When the call came in to the Tactical Team, they noted, the encounter between Popkowski and the officers on the scene was already resolved. The team’s job was to search and secure the woods — from which shots had been fired before the first officers even responded.

“It was still not known 100 percent whether (Popkowski) had acted alone or someone was in there with him,” said Bessette, adding that as more information is made public about Popkowski’s activities that day, people might better understand just how high the threat level was.

Bessette also noted that armed confrontations with police — the Tactical Team mobilizes about 50 times annually — seem to get more dangerous with each passing year.

From video games that teach kids at an early age which virtual combatants perform better with which weapons to the real-life availability of an ever-expanding smorgasbord of firepower (and training in how to use it), Bessette said, the threats faced by police in any confrontation these days are without question more potentially lethal than they were a decade or two ago.

“The threats and the death counts both seem to be climbing,” observed Bessette.

That said, put yourself in the place of those two Tactical Team members.

For whatever reason, an armed, 37-year-old man with intensive military training already has been shot and killed.

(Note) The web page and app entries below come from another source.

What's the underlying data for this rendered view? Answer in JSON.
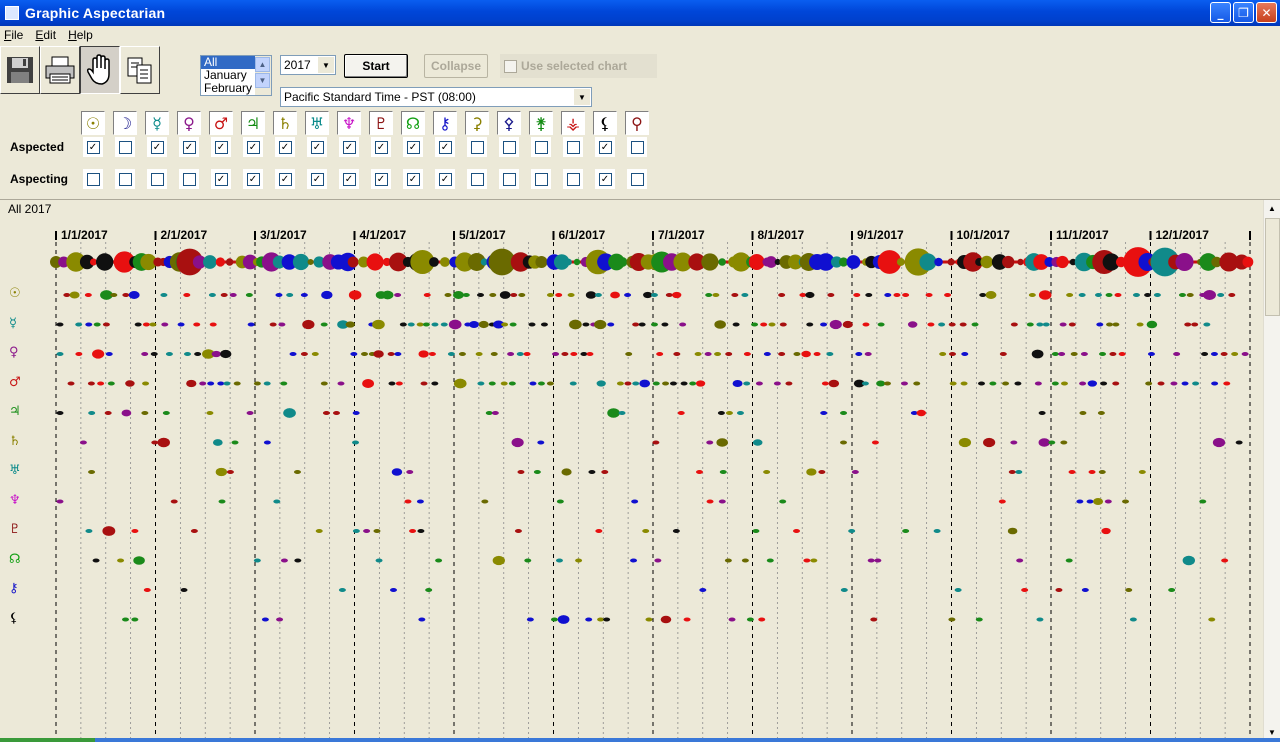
{
  "window": {
    "title": "Graphic Aspectarian",
    "controls": [
      "_",
      "❐",
      "✕"
    ]
  },
  "menu": [
    {
      "label": "File",
      "u": "F",
      "rest": "ile"
    },
    {
      "label": "Edit",
      "u": "E",
      "rest": "dit"
    },
    {
      "label": "Help",
      "u": "H",
      "rest": "elp"
    }
  ],
  "toolbar": {
    "buttons": [
      {
        "name": "save-button",
        "icon": "floppy-disk-icon"
      },
      {
        "name": "print-button",
        "icon": "printer-icon"
      },
      {
        "name": "hand-button",
        "icon": "hand-icon",
        "pressed": true
      },
      {
        "name": "copy-button",
        "icon": "copy-pages-icon"
      }
    ],
    "months": [
      "All",
      "January",
      "February"
    ],
    "year": "2017",
    "start": "Start",
    "collapse": "Collapse",
    "use_selected_chart": "Use selected chart",
    "timezone": "Pacific Standard Time - PST (08:00)"
  },
  "selection": {
    "aspected_label": "Aspected",
    "aspecting_label": "Aspecting",
    "planets": [
      {
        "glyph": "☉",
        "color": "#8a8000",
        "name": "sun"
      },
      {
        "glyph": "☽",
        "color": "#1a1a8c",
        "name": "moon"
      },
      {
        "glyph": "☿",
        "color": "#0a8a8a",
        "name": "mercury"
      },
      {
        "glyph": "♀",
        "color": "#8c1a8c",
        "name": "venus"
      },
      {
        "glyph": "♂",
        "color": "#c81414",
        "name": "mars"
      },
      {
        "glyph": "♃",
        "color": "#148c14",
        "name": "jupiter"
      },
      {
        "glyph": "♄",
        "color": "#8a8000",
        "name": "saturn"
      },
      {
        "glyph": "♅",
        "color": "#0a8a8a",
        "name": "uranus"
      },
      {
        "glyph": "♆",
        "color": "#c814c8",
        "name": "neptune"
      },
      {
        "glyph": "♇",
        "color": "#8c1414",
        "name": "pluto"
      },
      {
        "glyph": "☊",
        "color": "#14a014",
        "name": "node"
      },
      {
        "glyph": "⚷",
        "color": "#1414c8",
        "name": "chiron"
      },
      {
        "glyph": "⚳",
        "color": "#8a8000",
        "name": "ceres"
      },
      {
        "glyph": "⚴",
        "color": "#1a1a8c",
        "name": "pallas"
      },
      {
        "glyph": "⚵",
        "color": "#148c14",
        "name": "juno"
      },
      {
        "glyph": "⚶",
        "color": "#c81414",
        "name": "vesta"
      },
      {
        "glyph": "⚸",
        "color": "#000000",
        "name": "lilith"
      },
      {
        "glyph": "⚲",
        "color": "#8c1414",
        "name": "eris"
      }
    ],
    "aspected": [
      true,
      false,
      true,
      true,
      true,
      true,
      true,
      true,
      true,
      true,
      true,
      true,
      false,
      false,
      false,
      false,
      true,
      false
    ],
    "aspecting": [
      false,
      false,
      false,
      false,
      true,
      true,
      true,
      true,
      true,
      true,
      true,
      true,
      false,
      false,
      false,
      false,
      true,
      false
    ]
  },
  "chart_data": {
    "type": "scatter",
    "title": "All 2017",
    "x_axis": {
      "start": "2017-01-01",
      "end": "2017-12-31",
      "tick_labels": [
        "1/1/2017",
        "2/1/2017",
        "3/1/2017",
        "4/1/2017",
        "5/1/2017",
        "6/1/2017",
        "7/1/2017",
        "8/1/2017",
        "9/1/2017",
        "10/1/2017",
        "11/1/2017",
        "12/1/2017"
      ]
    },
    "rows": [
      {
        "name": "all",
        "glyph": ""
      },
      {
        "name": "sun",
        "glyph": "☉",
        "color": "#8a8000"
      },
      {
        "name": "mercury",
        "glyph": "☿",
        "color": "#0a8a8a"
      },
      {
        "name": "venus",
        "glyph": "♀",
        "color": "#8c1a8c"
      },
      {
        "name": "mars",
        "glyph": "♂",
        "color": "#c81414"
      },
      {
        "name": "jupiter",
        "glyph": "♃",
        "color": "#148c14"
      },
      {
        "name": "saturn",
        "glyph": "♄",
        "color": "#8a8000"
      },
      {
        "name": "uranus",
        "glyph": "♅",
        "color": "#0a8a8a"
      },
      {
        "name": "neptune",
        "glyph": "♆",
        "color": "#c814c8"
      },
      {
        "name": "pluto",
        "glyph": "♇",
        "color": "#8c1414"
      },
      {
        "name": "node",
        "glyph": "☊",
        "color": "#14a014"
      },
      {
        "name": "chiron",
        "glyph": "⚷",
        "color": "#1414c8"
      },
      {
        "name": "lilith",
        "glyph": "⚸",
        "color": "#000000"
      }
    ],
    "palette": [
      "#e81010",
      "#1010d0",
      "#101010",
      "#8a8a00",
      "#108a8a",
      "#8a108a",
      "#a81010",
      "#6a6a00",
      "#1a8a1a"
    ],
    "grid": "dashed"
  }
}
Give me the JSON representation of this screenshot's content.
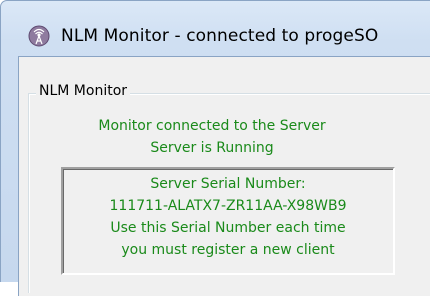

There’s no way of knowing whether one or more other armed subjects, perhaps with the same or better levels of training than Popkowski, are still in there hiding. Or, worse yet, waiting in ambush.

And your job is to go in and take a look around.

Now I’ll freely admit that when I first saw that photo last week, I did a double take.

I may have even wondered aloud, like all those online commentators, whether these guys were responding to a real emergency or just playing G.I. Joe.

But the more I think about it, the more I realize I wasn’t the one being asked to tiptoe into that anything-but-secure thicket and see what happens. And if I had, I’d have opted for all the protection I could get my hands on.

Maybe even a dab of face paint.

Columnist Bill Nemitz can be contacted at 791-6323 or at:

[email protected]